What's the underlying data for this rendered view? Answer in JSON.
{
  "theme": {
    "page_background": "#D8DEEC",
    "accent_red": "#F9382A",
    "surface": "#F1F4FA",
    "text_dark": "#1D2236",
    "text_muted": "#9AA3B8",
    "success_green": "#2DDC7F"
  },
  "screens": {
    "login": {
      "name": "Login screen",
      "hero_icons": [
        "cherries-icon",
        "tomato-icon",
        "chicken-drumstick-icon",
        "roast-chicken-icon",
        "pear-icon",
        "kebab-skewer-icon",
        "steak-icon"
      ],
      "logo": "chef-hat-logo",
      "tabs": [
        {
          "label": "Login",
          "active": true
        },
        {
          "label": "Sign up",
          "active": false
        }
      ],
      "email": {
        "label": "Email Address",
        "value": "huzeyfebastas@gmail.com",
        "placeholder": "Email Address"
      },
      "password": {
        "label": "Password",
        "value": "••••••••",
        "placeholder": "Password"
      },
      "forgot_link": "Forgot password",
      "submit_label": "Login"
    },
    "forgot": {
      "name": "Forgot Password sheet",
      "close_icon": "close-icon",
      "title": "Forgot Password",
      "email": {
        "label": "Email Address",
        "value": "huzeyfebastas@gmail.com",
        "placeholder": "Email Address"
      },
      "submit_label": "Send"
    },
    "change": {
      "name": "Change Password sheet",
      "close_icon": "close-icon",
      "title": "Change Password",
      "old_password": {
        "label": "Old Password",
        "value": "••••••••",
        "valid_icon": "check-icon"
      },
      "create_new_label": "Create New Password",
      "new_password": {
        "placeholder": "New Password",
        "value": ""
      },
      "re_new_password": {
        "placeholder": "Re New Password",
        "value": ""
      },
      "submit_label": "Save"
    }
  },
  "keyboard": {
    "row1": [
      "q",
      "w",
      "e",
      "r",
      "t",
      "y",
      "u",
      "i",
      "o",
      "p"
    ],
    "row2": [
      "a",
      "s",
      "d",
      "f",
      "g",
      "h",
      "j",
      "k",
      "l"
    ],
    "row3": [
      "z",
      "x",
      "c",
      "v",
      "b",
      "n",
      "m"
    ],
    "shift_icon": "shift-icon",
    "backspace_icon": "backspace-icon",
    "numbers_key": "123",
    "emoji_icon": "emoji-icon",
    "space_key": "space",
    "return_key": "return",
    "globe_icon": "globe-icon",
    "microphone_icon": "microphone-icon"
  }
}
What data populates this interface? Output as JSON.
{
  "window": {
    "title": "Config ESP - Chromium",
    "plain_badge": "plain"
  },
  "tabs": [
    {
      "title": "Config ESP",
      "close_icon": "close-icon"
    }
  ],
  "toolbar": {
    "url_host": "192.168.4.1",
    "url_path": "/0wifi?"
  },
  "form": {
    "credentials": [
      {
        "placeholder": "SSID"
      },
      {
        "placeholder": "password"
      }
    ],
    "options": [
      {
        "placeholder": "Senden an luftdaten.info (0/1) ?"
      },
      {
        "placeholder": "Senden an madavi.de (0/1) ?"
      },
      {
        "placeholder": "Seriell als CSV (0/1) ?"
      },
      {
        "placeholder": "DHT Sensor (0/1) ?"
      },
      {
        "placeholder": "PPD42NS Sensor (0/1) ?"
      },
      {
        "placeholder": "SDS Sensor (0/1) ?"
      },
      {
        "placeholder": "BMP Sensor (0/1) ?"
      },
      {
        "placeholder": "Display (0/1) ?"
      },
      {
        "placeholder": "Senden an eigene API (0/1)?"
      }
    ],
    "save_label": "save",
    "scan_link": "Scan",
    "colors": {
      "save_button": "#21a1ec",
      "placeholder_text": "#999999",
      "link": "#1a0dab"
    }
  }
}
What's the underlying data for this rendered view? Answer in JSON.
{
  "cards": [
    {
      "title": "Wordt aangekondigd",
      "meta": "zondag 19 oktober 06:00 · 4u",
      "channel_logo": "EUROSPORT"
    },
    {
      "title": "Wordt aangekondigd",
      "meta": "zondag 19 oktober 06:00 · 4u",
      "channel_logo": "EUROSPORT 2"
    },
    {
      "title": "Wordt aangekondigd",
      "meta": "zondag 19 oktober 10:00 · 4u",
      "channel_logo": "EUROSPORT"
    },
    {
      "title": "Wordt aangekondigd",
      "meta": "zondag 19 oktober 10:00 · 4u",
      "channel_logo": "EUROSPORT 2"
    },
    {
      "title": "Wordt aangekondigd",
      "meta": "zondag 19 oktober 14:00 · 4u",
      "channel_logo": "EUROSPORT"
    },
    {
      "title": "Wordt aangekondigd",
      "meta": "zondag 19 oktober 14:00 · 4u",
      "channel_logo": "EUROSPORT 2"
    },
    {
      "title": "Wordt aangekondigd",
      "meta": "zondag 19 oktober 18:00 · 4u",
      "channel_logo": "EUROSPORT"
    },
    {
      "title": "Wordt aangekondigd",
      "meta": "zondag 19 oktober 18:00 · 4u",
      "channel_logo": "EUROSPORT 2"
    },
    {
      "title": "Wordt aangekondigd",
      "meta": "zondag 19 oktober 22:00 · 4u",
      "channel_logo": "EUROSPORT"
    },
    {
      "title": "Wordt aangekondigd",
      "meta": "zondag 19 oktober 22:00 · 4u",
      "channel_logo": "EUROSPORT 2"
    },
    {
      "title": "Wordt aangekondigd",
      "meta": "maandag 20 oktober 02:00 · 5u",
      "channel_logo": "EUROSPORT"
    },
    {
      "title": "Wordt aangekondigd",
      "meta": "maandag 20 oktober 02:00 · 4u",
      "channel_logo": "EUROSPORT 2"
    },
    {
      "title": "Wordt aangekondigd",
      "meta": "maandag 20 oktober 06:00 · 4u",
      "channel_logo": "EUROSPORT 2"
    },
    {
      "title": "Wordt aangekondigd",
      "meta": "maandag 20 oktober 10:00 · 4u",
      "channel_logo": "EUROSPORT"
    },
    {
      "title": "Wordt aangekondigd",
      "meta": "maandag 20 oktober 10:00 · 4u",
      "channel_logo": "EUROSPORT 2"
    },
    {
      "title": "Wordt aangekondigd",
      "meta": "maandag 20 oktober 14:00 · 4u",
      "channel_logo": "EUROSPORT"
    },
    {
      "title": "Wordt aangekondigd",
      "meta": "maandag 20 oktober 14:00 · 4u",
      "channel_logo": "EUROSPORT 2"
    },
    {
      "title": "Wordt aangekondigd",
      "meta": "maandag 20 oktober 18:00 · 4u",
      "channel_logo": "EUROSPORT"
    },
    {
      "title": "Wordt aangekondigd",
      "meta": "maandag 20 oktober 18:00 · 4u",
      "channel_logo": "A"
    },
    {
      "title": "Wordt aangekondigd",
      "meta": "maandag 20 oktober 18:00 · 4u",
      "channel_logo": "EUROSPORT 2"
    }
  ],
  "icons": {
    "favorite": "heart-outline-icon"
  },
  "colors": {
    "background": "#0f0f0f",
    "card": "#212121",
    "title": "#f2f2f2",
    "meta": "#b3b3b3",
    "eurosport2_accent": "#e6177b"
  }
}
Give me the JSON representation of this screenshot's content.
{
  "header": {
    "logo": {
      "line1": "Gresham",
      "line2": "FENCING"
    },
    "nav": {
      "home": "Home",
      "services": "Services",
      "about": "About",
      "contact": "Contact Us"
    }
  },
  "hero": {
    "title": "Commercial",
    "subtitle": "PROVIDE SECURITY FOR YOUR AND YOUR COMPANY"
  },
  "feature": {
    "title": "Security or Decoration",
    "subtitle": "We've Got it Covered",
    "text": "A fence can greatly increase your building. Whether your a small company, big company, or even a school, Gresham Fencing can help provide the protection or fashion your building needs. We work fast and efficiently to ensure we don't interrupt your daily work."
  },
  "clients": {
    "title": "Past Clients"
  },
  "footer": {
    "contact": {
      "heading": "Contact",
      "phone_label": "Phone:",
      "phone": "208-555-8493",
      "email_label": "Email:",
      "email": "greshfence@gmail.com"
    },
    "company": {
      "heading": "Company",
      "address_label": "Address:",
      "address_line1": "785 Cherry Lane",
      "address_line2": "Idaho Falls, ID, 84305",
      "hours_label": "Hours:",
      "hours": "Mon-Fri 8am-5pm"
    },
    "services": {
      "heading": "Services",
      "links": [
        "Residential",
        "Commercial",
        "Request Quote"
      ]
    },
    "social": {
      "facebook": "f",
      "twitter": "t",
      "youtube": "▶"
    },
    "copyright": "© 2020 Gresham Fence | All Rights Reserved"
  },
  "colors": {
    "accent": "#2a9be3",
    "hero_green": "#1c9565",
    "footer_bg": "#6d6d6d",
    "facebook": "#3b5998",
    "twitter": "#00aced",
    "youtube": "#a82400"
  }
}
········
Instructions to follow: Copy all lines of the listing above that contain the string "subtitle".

Result for this task:
    "subtitle": "PROVIDE SECURITY FOR YOUR AND YOUR COMPANY"
    "subtitle": "We've Got it Covered",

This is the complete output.